Deadline’s Pete Hammond: What was your reaction when you saw the movie?
Peter Morgan: I spent most of the time when I watched for the first time loathing my work, wishing I had done more here or there. And then the second time, at the New York Film Festival, I really enjoyed it — not my work but the pace, of being allowed in. There’s extremely honest things about it. I can assure you this is the most honest piece of writing I have ever done. I wrote it in a hut on a mountain for nobody because I wanted to. I don’t know, it just came to me.
PH: What drew you to this material?
Morgan: The stuff that I have perhaps become known for that’s based on fact, and English statesmen shouting at each other all the time, doesn’t entirely represent who I am.
Warner Bros will be sneaking Life As We Know It on October 2nd in approximately 800 locations. The studio will platform Clint Eastwood’s latest Hereafter on October 15th in NYC and LA and Toronto and then go wide on October 22nd.
Warner Bros has released a new trailer for the Clint Eastwood-directed Matt Damon-starrer Hereafter, which comes to Toronto early next week.
The Toronto International Film Festival has announced the rest of its galas and premieres, and set a program of midnight screenings. The festival has added a diverse roster of films ranging from the Clint Eastwood-directed Hereafter to the Casey Affleck-directed Joaquin Phoenix documentary I’m Not Here to Danny Boyle’s Slumdog Millionaire followup 127 Hours, to the Will Ferrell-starrer Everything Must Go. Here are the additions to the program:
* Last Night, Massy Tadjedin, USA/France World Premiere. The festival’s closing night film. A married couple are apart for a night when the husband takes a business trip with a colleague to whom he’s attracted. While he’s away, his wife encounters her past love. The film stars Keira Knightley, Eva Mendes, Sam Worthington and Guillaume Canet.
*Sarah’s Key Gilles Paquet Brenner, France World Premiere. Based on Tatiana de Rosnay’s best-selling novel, Sarah’s Key tells the story of an American journalist on the brink of making big life decisions regarding her marriage and her unborn child. What starts off as research for an article about the Vel’d’Hiv Roundup in 1942 in France ends up as a journey towards self discovery as she stumbles upon a terrible secret. The film stars Kristin Scott Thomas, Mélusine Mayance, Niels Arestrup, Frédéric Pierrot, Michel Duchaussoy and Aidan Quinn.

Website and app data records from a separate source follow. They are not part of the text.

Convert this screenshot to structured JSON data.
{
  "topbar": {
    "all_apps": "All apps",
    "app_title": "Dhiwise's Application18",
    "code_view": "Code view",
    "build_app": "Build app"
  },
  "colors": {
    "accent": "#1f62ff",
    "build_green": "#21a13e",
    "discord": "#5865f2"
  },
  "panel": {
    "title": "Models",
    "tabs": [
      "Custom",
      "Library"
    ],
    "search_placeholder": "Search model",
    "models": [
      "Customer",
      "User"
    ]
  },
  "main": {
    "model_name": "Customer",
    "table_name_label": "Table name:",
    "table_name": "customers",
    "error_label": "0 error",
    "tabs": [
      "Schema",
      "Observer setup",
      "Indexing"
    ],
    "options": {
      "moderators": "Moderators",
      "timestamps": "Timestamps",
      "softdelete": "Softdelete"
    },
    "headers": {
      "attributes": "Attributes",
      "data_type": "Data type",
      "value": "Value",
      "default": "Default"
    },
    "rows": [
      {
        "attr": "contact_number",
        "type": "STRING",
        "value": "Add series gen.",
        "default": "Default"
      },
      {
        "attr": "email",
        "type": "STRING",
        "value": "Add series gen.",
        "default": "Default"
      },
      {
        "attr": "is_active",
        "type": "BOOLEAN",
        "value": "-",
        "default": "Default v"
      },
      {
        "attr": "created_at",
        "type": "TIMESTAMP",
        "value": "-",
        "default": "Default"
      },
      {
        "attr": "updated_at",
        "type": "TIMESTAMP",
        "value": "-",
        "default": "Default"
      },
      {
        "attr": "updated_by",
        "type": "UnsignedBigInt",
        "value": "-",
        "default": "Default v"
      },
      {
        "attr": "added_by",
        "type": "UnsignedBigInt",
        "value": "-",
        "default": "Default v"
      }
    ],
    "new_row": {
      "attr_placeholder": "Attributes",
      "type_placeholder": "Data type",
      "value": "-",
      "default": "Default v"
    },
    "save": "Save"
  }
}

*127 Hours Danny Boyle, USA World Premiere. The true story of mountain climber Aron Ralston’s (James Franco) remarkable adventure to save himself after a fallen boulder crashes on his arm …